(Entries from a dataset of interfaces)
════════════════
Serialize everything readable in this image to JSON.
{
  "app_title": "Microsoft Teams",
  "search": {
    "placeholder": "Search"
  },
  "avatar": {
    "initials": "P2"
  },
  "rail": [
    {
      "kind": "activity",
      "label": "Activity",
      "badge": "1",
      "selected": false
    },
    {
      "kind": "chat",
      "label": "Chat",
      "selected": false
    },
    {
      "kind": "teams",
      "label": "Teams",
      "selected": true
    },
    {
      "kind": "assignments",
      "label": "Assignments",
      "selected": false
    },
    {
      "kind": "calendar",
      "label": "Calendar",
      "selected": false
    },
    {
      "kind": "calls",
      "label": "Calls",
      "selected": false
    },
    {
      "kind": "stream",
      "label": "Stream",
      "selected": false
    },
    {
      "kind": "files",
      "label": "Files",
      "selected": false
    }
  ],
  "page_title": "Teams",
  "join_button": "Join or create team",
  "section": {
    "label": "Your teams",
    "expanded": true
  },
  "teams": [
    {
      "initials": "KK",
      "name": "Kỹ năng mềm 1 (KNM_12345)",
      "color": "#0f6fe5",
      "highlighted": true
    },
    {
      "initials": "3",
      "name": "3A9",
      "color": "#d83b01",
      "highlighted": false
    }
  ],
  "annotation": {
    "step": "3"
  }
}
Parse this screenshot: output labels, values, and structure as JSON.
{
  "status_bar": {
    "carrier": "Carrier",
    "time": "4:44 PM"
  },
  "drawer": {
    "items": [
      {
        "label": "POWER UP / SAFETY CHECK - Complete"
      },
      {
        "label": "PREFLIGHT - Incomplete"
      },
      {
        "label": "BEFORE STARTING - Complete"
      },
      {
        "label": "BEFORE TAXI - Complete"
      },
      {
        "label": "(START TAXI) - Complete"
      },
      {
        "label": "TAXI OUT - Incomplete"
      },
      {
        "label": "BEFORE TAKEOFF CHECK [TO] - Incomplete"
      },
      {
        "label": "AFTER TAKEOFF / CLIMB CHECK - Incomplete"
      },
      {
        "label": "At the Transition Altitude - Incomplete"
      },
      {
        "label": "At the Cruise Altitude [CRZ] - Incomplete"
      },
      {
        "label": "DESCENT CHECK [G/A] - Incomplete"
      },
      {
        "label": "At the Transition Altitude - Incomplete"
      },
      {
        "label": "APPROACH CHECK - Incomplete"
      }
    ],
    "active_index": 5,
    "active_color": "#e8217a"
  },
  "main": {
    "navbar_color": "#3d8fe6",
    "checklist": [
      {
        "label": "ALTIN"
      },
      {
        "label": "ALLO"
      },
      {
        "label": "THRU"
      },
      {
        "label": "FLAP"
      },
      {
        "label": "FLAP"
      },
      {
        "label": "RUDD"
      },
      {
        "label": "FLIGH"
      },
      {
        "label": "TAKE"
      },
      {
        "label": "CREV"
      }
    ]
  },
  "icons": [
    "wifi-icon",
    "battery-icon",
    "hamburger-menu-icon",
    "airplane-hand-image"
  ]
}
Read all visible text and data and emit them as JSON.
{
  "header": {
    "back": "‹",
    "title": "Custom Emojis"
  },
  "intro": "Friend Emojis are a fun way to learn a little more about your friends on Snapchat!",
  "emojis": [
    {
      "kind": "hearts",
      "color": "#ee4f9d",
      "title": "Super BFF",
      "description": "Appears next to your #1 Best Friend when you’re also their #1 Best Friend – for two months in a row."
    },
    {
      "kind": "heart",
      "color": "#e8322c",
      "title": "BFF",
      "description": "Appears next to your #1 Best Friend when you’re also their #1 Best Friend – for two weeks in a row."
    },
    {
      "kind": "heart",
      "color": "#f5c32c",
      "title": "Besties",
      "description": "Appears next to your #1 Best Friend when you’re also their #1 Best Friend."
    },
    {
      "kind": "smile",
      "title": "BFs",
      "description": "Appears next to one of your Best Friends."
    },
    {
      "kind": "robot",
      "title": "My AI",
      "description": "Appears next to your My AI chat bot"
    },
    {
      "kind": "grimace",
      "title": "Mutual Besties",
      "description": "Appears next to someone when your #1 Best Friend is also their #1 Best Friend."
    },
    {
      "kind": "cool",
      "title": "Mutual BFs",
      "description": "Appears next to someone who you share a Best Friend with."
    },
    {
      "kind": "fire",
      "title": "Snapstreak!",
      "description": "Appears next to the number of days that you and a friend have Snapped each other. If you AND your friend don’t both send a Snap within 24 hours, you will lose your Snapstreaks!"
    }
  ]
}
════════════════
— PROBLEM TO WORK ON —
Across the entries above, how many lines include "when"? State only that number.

— EXERCISE SOLUTION —
4